Professor Martin Bland discribes here the Limits of Agreement method

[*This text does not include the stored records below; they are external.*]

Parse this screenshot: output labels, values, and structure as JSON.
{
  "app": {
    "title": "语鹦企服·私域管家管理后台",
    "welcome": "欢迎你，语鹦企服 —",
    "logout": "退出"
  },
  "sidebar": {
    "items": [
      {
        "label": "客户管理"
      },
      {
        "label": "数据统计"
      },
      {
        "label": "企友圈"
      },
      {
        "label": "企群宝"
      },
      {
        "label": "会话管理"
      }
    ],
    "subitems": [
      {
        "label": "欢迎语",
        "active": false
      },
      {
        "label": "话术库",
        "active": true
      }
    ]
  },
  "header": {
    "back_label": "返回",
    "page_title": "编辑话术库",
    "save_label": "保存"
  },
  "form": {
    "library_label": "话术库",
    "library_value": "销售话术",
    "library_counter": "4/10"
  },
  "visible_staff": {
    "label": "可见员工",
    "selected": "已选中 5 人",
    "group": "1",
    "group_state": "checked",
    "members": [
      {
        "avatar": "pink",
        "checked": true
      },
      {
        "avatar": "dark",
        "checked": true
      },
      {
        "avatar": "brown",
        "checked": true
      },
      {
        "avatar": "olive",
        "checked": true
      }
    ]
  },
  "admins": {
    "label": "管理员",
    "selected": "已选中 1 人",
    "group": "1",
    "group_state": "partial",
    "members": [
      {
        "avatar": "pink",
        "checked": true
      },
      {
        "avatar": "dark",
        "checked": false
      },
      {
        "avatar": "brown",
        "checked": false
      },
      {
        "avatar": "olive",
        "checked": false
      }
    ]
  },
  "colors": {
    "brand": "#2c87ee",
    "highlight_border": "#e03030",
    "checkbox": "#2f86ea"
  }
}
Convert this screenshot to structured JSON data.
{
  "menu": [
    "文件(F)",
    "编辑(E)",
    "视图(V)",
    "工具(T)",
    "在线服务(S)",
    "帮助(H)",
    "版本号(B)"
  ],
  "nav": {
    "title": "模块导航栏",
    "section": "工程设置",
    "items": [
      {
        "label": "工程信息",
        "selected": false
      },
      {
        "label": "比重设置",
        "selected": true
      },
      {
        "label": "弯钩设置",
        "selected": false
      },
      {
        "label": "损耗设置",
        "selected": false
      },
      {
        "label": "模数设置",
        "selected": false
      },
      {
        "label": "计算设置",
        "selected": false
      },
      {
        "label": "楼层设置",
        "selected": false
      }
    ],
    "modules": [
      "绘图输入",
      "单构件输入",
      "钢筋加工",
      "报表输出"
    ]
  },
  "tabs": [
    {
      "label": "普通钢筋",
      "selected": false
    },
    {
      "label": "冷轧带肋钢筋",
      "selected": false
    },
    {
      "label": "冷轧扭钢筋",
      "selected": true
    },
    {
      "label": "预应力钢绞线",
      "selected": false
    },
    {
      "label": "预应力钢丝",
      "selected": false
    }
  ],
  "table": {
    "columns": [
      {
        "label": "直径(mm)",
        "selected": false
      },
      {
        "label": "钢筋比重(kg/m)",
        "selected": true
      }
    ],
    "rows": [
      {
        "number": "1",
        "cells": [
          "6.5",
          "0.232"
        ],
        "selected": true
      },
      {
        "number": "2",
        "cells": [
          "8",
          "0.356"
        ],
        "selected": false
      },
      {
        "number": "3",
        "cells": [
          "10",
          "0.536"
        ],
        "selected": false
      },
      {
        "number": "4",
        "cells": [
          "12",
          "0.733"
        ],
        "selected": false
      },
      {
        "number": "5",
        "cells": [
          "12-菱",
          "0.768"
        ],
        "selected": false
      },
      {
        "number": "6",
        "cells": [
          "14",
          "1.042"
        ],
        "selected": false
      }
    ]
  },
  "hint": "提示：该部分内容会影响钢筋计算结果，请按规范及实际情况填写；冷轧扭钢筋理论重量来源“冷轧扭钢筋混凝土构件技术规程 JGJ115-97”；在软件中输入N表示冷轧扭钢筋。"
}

The limits of agreement approach still works in validity studies, when one method of measurement is a “gold standard”. It tells us how far from the “gold standard” the measurements by the method are likely to be. By calculating differences as “method” minus “gold standard”, we are able to say that the new method might exceed the “gold standard” by up to the upper limit and be less than the “gold standard” by down to the lower limit. However, plotting of difference against “gold standard” is misleading: the differences should be plotted against the mean between the method and the gold standard (Bland 1995). Often, the reason for measurement of agreement between one method and the true values is to assess a new diagnostic test comparing the test results with the true diagnosis. The test may be based on a continuous variable and the disease indicated if it is above or below a given level, or it may be a categorical variable such as positive or negative. In both cases, we are interested in knowing the proportion of disease positives that are test positive (the sensitivity) and the proportion of disease negatives that are test negative (the specificity). If the test is based on a continuous variable, a receiver operating characteristic (ROC) curve can be used, plotting the sensitivity against one minus the specificity for different cut-off points (Metz 1978; Zweig 1993). These ROC curves enable us to find the cut-off that best combines good sensitivity and good specificity, and from the area under the curve we cancompare different tests.

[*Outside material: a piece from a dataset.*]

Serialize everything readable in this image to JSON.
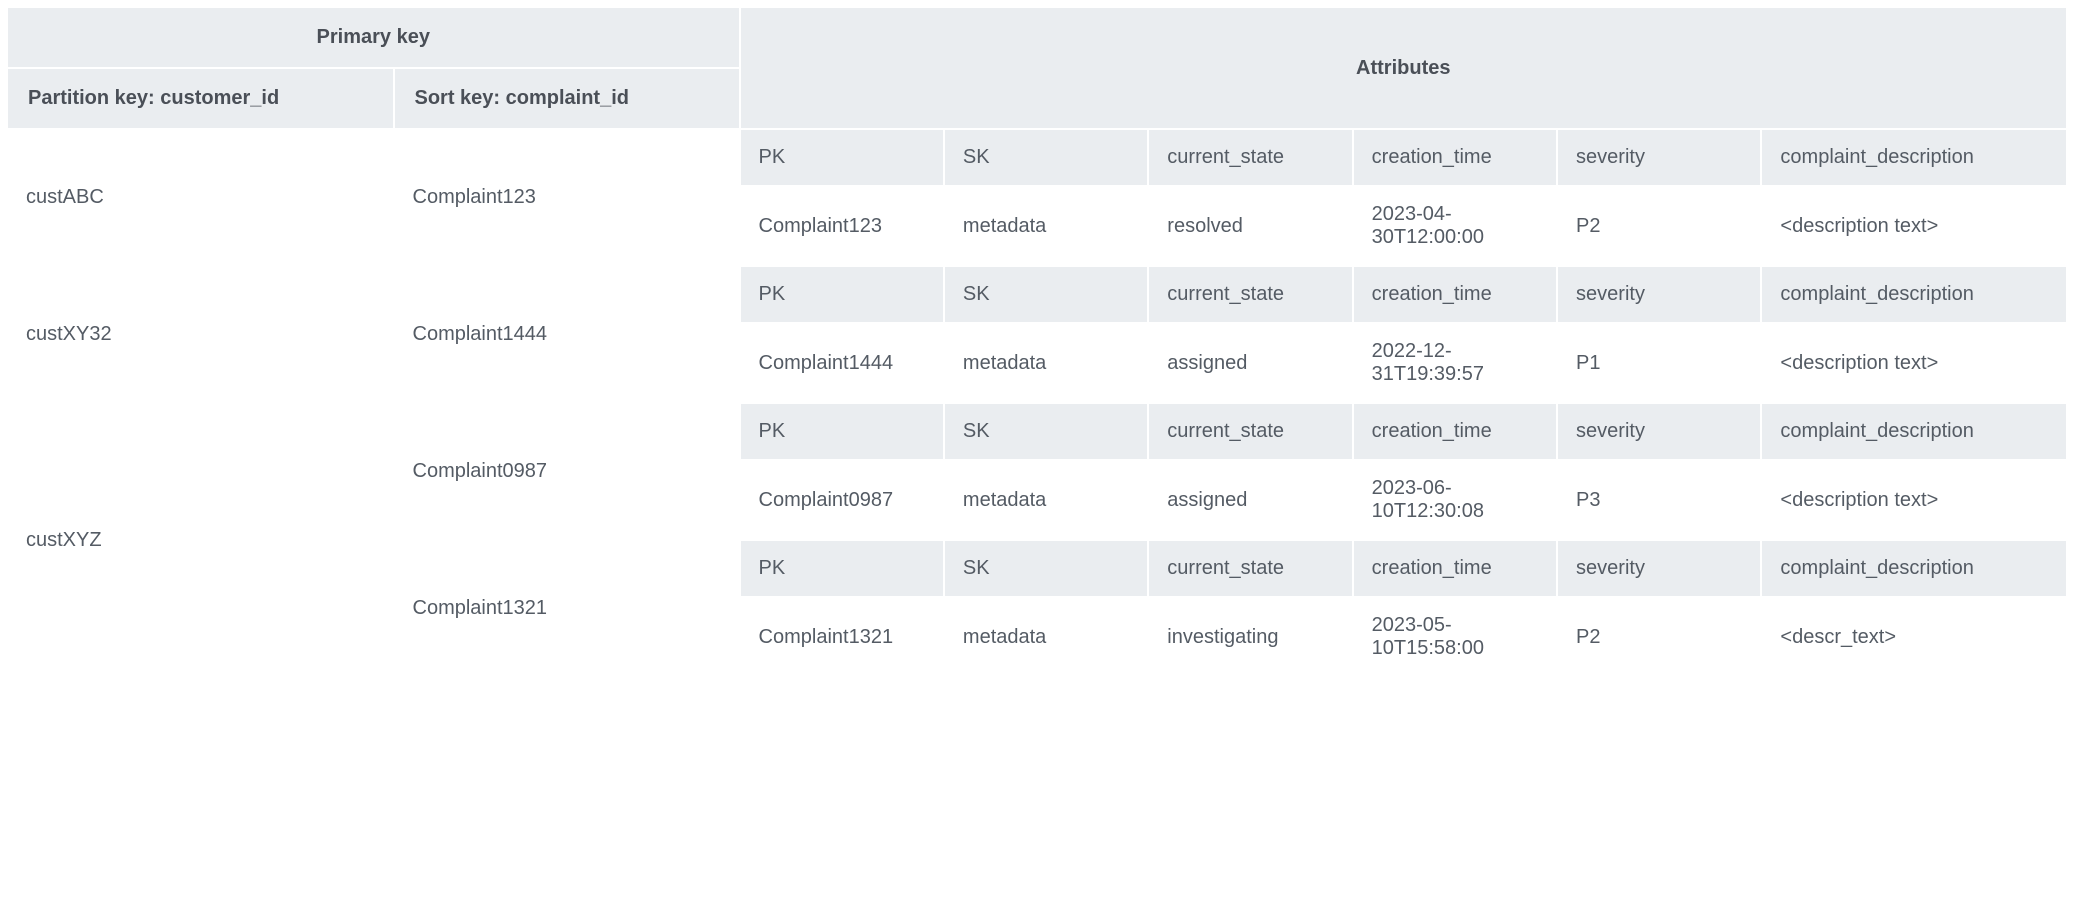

As no strategy to assess agreement seems to be fail-safe to compare the degree of agreement, or disagreement, anew information-based measure of disagreement was proposed. This approach can be very useful to compare the degree of disagreement among different populations (Costa-Santos 2010).

Entropy, introduced by Shannon (18), can be described as the average amount of information contained in a variable. The sum over all logarithms of possible outcomes of the variable is a valid measure of the amount of information, or uncertainty, contained in a variable.

Consider that we aim to measure disagreement between measurements obtained by Observer Y (variable Y) and Observer X (variable X). Consider for variable Y, a vector Y that can take the range of non-negative values (y1,.,yn) and for variable X, a vector X that can take the range of non-negative values (x1,.,xn).

The disagreement between Y and X is related to the differences between them. So, we consider

log module ai minus bi

the amount of information contained in the differences between observers.

By adding 1 to the differences, we avoid the behavior of the logarithmic function between 0 and 1 .To get a value between 0 and 1 we normalize the amount of information contained in the differences to obtain the following measure of information based measure of disagreement (IBMD):

1/n sum ( log (mod (ai-bi)/ max(ai,bi) +1 )

With the convention

mod(0,0)/ max(0,0) =0

Information based measure of dissagreement can be calculated using the on-line calculator or Winpepi

Last updated: February 2012